Markedly, if you use a Logarithmic Scale, ensure that your chart consumers know precisely that the scale is logarithmic by including that information in the axis title or a note on the chart. So, in other words, leveraging the strengths of logarithmic charts can unlock new insight into your business data. But you must also utilize these tools effectively to help elevate your data analytics capability.
A Logarithmic Chart is ideal in skewness towards large values or when some points are much smaller or larger than the remaining data. Logarithmic Graphs have a curved shape function, while Linear Graphs are similar to a straight line (an increasing or decreasing trend with a constant slope). Linears are evenly divided—Logarithmics have uneven spaces between consecutive numbers.
Logarithmic Scales represent a potent instrument in data visualization, offering a concise and enlightening means of conveying copious volumes of information. Their applicability spans diverse fields, conferring advantages upon various organizations’ analysts, researchers, and decision-makers. A firm understanding of the fundamentals of logarithmic scales is imperative to its growth.
One thing is sure: Visualizations can help simplify data effectively. Remember, their data scale shows the base value of 10 raised to the power of a value. For example, 10 has a logarithm of 1 because 10 being raised to the power of 1 is 10. 100 has a logarithm of 2 because 10 being raised to the power of 2 is 100, and so on. Logarithmic Scales can also be helpful in a few more other cases.
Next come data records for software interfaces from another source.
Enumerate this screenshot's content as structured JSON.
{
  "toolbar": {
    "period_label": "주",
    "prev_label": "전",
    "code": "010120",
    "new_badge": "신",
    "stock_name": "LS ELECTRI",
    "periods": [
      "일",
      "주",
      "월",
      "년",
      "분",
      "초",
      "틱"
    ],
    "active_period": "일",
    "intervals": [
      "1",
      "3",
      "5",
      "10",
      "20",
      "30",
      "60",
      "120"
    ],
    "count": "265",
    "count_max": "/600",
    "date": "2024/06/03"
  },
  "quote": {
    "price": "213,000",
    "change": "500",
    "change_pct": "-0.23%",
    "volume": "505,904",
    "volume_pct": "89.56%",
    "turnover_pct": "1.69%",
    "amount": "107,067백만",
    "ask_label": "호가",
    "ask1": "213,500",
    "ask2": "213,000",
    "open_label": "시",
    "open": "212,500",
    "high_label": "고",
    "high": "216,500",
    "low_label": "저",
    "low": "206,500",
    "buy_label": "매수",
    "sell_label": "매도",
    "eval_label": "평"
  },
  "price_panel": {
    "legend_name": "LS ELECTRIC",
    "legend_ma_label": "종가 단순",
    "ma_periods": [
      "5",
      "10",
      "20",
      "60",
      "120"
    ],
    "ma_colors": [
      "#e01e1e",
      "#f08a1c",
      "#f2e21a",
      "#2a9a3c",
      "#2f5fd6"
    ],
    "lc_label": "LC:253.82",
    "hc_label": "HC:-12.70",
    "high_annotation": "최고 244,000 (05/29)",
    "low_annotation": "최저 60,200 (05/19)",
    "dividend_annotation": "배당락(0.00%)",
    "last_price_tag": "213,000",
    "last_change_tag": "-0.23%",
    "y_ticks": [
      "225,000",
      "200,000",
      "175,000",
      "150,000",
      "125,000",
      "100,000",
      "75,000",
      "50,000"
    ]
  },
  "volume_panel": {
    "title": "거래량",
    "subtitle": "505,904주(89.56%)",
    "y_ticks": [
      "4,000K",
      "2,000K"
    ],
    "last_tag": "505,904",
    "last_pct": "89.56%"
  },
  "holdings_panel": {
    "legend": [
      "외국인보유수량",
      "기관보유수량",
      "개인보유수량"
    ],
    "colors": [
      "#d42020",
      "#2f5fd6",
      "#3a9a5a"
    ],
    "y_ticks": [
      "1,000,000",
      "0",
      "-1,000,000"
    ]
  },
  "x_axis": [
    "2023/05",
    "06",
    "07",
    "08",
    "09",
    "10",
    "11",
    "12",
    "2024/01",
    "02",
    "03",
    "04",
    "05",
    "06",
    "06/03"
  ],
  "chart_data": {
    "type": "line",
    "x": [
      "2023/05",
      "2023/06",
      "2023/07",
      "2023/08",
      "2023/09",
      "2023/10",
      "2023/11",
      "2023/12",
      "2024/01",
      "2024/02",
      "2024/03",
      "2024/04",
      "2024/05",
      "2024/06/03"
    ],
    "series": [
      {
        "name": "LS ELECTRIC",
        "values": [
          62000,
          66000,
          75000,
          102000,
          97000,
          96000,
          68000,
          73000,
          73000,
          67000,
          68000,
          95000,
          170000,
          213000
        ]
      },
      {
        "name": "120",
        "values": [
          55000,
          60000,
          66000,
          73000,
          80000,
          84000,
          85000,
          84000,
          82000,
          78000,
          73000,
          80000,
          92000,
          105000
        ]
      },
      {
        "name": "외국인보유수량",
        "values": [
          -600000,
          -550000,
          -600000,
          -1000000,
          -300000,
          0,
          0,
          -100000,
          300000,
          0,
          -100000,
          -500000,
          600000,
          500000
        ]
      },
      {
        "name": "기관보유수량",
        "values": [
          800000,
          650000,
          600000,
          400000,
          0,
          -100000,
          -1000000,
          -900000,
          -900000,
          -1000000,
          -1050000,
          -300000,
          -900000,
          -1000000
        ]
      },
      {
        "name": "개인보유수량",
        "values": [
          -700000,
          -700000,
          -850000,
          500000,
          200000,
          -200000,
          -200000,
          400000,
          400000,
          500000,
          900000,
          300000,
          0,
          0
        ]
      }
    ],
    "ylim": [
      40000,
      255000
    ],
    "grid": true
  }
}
Such as when the percentage or ratio differences between values are essential. In a logarithmic scale, differences between values on the Y-axis represent the same percentage for each bar. If the 2011 and 2012 data differ by the same distance for each product line, you could deduce that your revenue increased by the same percentage for each product line. Something not clear on standard scales.